The Judge determines the conditions under which a person will be released from custody, attorneys may be appointed (if appropriate), and the next court date will be set.
If you are a victim in a case and provided your phone number to the police officer on the scene, you should be contacted by pretrial services before the hearing to allow you to provide input regarding the release decision. You can also attend the Initial Appearance hearing at the jail.
Pretrial Services is responsible for notifying the Court of the person's non-compliance, and the Judge can order that person to be returned to jail.
If the Judge orders a presentence report following your change of plea hearing, please report to the Adult Probation Department in the Pinal County Superior Court House. You will provide demographic information, including your contact information for your assigned Presentence Officer. In addition, you will be given an information sheet with directions on when and with whom to schedule your interview.
You must bring the following to your interview: birth certificate or passport; driver's license or photo identification; social security number/card; AHCCCS or insurance card; proof of residence (utility bill or phone bill); most recent payroll check stub (if possible). In addition, you may bring: a written statement of your version of the offense and character reference letters, which are letters from friends, employers, or clergy who know about the offense and what type of person you are.
Names and social security numbers you've used; parental and family information (including ages and addresses); marital/significant other information; employment information (including supervisors, addresses, and phone numbers); military information; juvenile and adult criminal history (including arrests and probationary/parole periods); education history and goals; substance abuse and mental health concerns; current or future residence location; your personal contact information.
No. Please do not bring children to the presentence interview.
Probation is a court-ordered period of supervision in the community, generally as an alternative to incarceration (prison). Parole is a period of supervised release in the community following a prison term.

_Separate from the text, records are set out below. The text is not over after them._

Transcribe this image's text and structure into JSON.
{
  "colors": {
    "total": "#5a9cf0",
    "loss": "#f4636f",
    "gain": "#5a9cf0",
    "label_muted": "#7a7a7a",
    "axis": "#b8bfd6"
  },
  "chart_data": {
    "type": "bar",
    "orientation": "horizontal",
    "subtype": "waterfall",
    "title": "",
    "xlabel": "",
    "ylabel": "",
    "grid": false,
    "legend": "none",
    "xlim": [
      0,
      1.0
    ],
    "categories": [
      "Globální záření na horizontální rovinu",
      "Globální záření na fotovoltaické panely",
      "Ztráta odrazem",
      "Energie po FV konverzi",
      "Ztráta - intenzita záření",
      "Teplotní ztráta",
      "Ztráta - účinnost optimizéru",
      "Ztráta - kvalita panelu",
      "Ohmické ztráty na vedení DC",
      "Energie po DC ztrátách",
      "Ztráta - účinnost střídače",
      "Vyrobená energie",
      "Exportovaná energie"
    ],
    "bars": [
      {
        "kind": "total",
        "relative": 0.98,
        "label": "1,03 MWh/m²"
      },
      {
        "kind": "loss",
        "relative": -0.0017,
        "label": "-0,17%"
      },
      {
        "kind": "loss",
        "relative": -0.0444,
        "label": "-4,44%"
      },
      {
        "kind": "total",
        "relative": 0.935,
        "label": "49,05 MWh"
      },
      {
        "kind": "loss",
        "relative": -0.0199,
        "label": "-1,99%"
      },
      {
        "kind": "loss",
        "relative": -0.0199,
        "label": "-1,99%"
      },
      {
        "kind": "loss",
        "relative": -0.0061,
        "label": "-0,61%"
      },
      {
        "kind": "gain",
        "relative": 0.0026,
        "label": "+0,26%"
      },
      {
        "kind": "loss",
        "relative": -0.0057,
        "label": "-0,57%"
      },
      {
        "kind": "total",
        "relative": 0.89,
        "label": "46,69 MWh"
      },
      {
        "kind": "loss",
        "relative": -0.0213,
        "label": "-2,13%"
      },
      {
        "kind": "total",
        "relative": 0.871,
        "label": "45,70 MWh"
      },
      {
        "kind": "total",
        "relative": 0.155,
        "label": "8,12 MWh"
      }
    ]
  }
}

Probation services offer an array of benefits to the individual sentenced, the community, and the criminal justice system. By remaining in the community, the individual has access to their support network and employment, which allows them to contribute productively to their community. Probation also attempts to help address the underlying issues of crime, such as alcohol/drug use, mental health concerns, homelessness, and unemployment.
During your initial visit, you will meet with a Probation Officer who will provide you with contact information. If you need assistance reaching your probation officer, please get in touch with us, and we will provide you with the proper contact information.
We will need copies of your personal identification (such as an ID or Driver's License, birth certificate, passport, or visa); employment verification (pay stub); residence verification (utility bill or lease agreement); medication information; and documents related to any treatment or community restitution that you are involved in.
Individuals sentenced to probation are subject to approved uniform conditions of probation and may also be required to adhere to additional conditions related specifically to their conviction offense. Standard conditions commonly include community service, fines, counseling, no drug or alcohol use, no weapons, and restitution.
An undesignated felony is considered a felony until the successful completion of probation. If you complete the court requirements and achieve your goals while on probation, the Court may designate the offense as a misdemeanor.
A conviction for a felony suspends many civil rights. After completion of probation, you can file with the court to have those rights restored. A packet with the instructions and forms are available through the Pinal County Clerk of the Superior Court.
Probation Supervision is a sentencing option for the Court instead of or in addition to jail or prison. The Court determines the conditions of the probation term, and Adult Probation ensures individuals have the necessary resources to comply with the conditions.